▶ REQUIRED WORK
The entries below are to be given back exactly, with images excluded.

App and web page records
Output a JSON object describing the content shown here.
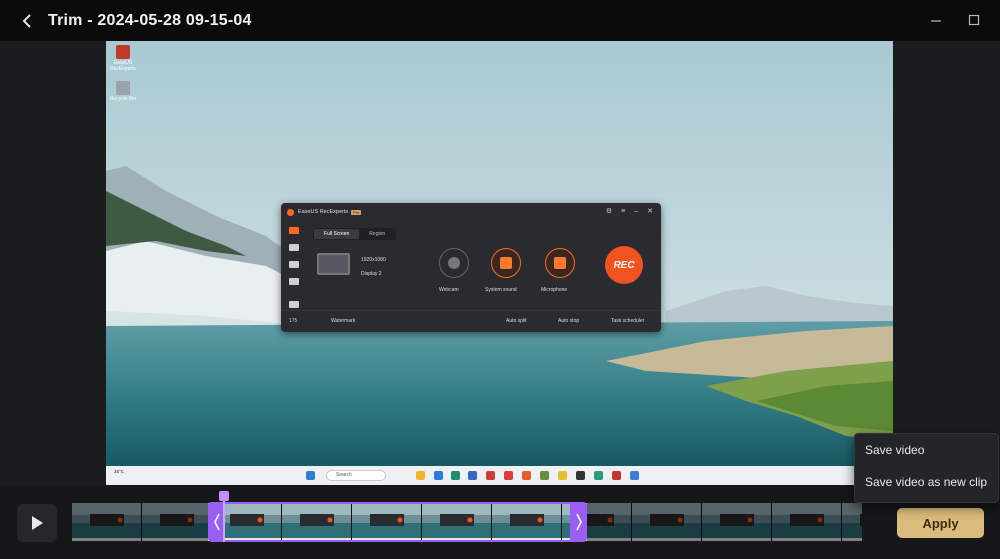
{
  "titlebar": {
    "title": "Trim - 2024-05-28 09-15-04",
    "back_icon": "chevron-left-icon",
    "minimize_icon": "minimize-icon",
    "maximize_icon": "maximize-icon"
  },
  "desktop": {
    "icons": [
      {
        "label": "EaseUS RecExperts",
        "color": "#c0392b"
      },
      {
        "label": "Recycle Bin",
        "color": "#9aa3ad"
      }
    ]
  },
  "recorder": {
    "app_name": "EaseUS RecExperts",
    "badge": "Pro",
    "tabs": [
      "Full Screen",
      "Region"
    ],
    "resolution": "1920x1080",
    "display": "Display 2",
    "sources": [
      {
        "label": "Webcam",
        "state": "off"
      },
      {
        "label": "System sound",
        "state": "on"
      },
      {
        "label": "Microphone",
        "state": "on"
      }
    ],
    "rec_label": "REC",
    "side_count": "175",
    "footer": {
      "watermark": "Watermark",
      "auto_split": "Auto split",
      "auto_stop": "Auto stop",
      "task_scheduler": "Task scheduler"
    }
  },
  "taskbar": {
    "weather_line1": "25°C",
    "weather_line2": "",
    "search_placeholder": "Search"
  },
  "context_menu": {
    "items": [
      {
        "label": "Save video"
      },
      {
        "label": "Save video as new clip"
      }
    ]
  },
  "timeline": {
    "play_icon": "play-icon",
    "selection_start_fraction": 0.172,
    "selection_end_fraction": 0.652,
    "playhead_fraction": 0.19,
    "accent": "#9b5ef5"
  },
  "actions": {
    "apply_label": "Apply",
    "apply_color": "#dcbc7c"
  }
}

▶ EXERCISE RESPONSE
Output a JSON object describing the content shown here.
{
  "titlebar": {
    "title": "Trim - 2024-05-28 09-15-04",
    "back_icon": "chevron-left-icon",
    "minimize_icon": "minimize-icon",
    "maximize_icon": "maximize-icon"
  },
  "desktop": {
    "icons": [
      {
        "label": "EaseUS RecExperts",
        "color": "#c0392b"
      },
      {
        "label": "Recycle Bin",
        "color": "#9aa3ad"
      }
    ]
  },
  "recorder": {
    "app_name": "EaseUS RecExperts",
    "badge": "Pro",
    "tabs": [
      "Full Screen",
      "Region"
    ],
    "resolution": "1920x1080",
    "display": "Display 2",
    "sources": [
      {
        "label": "Webcam",
        "state": "off"
      },
      {
        "label": "System sound",
        "state": "on"
      },
      {
        "label": "Microphone",
        "state": "on"
      }
    ],
    "rec_label": "REC",
    "side_count": "175",
    "footer": {
      "watermark": "Watermark",
      "auto_split": "Auto split",
      "auto_stop": "Auto stop",
      "task_scheduler": "Task scheduler"
    }
  },
  "taskbar": {
    "weather_line1": "25°C",
    "weather_line2": "",
    "search_placeholder": "Search"
  },
  "context_menu": {
    "items": [
      {
        "label": "Save video"
      },
      {
        "label": "Save video as new clip"
      }
    ]
  },
  "timeline": {
    "play_icon": "play-icon",
    "selection_start_fraction": 0.172,
    "selection_end_fraction": 0.652,
    "playhead_fraction": 0.19,
    "accent": "#9b5ef5"
  },
  "actions": {
    "apply_label": "Apply",
    "apply_color": "#dcbc7c"
  }
}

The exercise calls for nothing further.